= Beginning of Section =

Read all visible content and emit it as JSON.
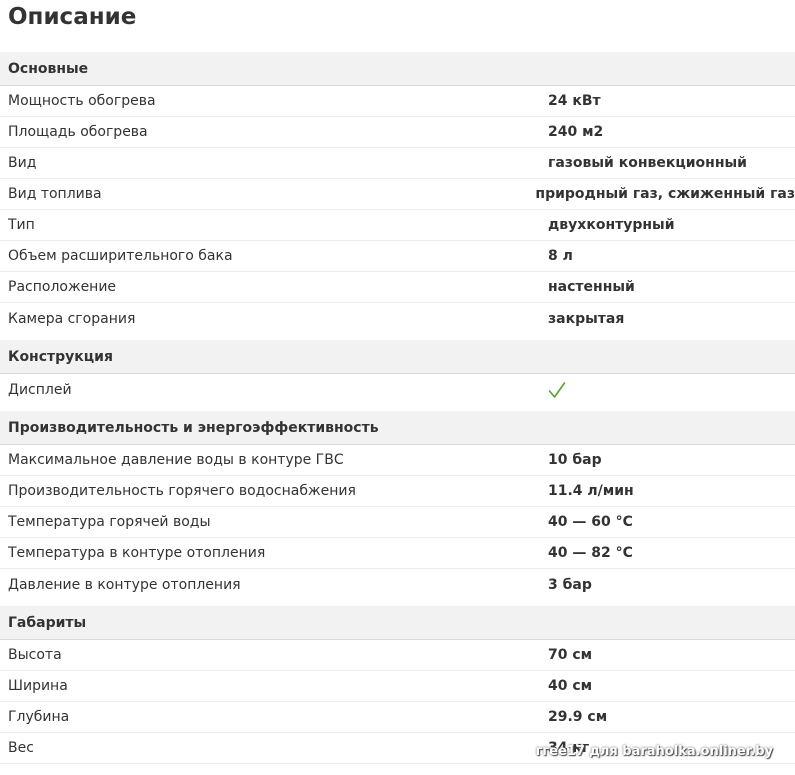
{
  "page_title": "Описание",
  "sections": [
    {
      "name": "Основные",
      "rows": [
        {
          "label": "Мощность обогрева",
          "value": "24 кВт"
        },
        {
          "label": "Площадь обогрева",
          "value": "240 м2"
        },
        {
          "label": "Вид",
          "value": "газовый конвекционный"
        },
        {
          "label": "Вид топлива",
          "value": "природный газ, сжиженный газ"
        },
        {
          "label": "Тип",
          "value": "двухконтурный"
        },
        {
          "label": "Объем расширительного бака",
          "value": "8 л"
        },
        {
          "label": "Расположение",
          "value": "настенный"
        },
        {
          "label": "Камера сгорания",
          "value": "закрытая"
        }
      ]
    },
    {
      "name": "Конструкция",
      "rows": [
        {
          "label": "Дисплей",
          "icon": "check-icon",
          "icon_color": "#5aa02c"
        }
      ]
    },
    {
      "name": "Производительность и энергоэффективность",
      "rows": [
        {
          "label": "Максимальное давление воды в контуре ГВС",
          "value": "10 бар"
        },
        {
          "label": "Производительность горячего водоснабжения",
          "value": "11.4 л/мин"
        },
        {
          "label": "Температура горячей воды",
          "value": "40 — 60 °С"
        },
        {
          "label": "Температура в контуре отопления",
          "value": "40 — 82 °С"
        },
        {
          "label": "Давление в контуре отопления",
          "value": "3 бар"
        }
      ]
    },
    {
      "name": "Габариты",
      "rows": [
        {
          "label": "Высота",
          "value": "70 см"
        },
        {
          "label": "Ширина",
          "value": "40 см"
        },
        {
          "label": "Глубина",
          "value": "29.9 см"
        },
        {
          "label": "Вес",
          "value": "34 кг"
        }
      ]
    }
  ],
  "watermark": "ггее17 для baraholka.onliner.by"
}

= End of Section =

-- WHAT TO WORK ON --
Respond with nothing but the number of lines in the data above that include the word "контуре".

-- SOLUTION --
3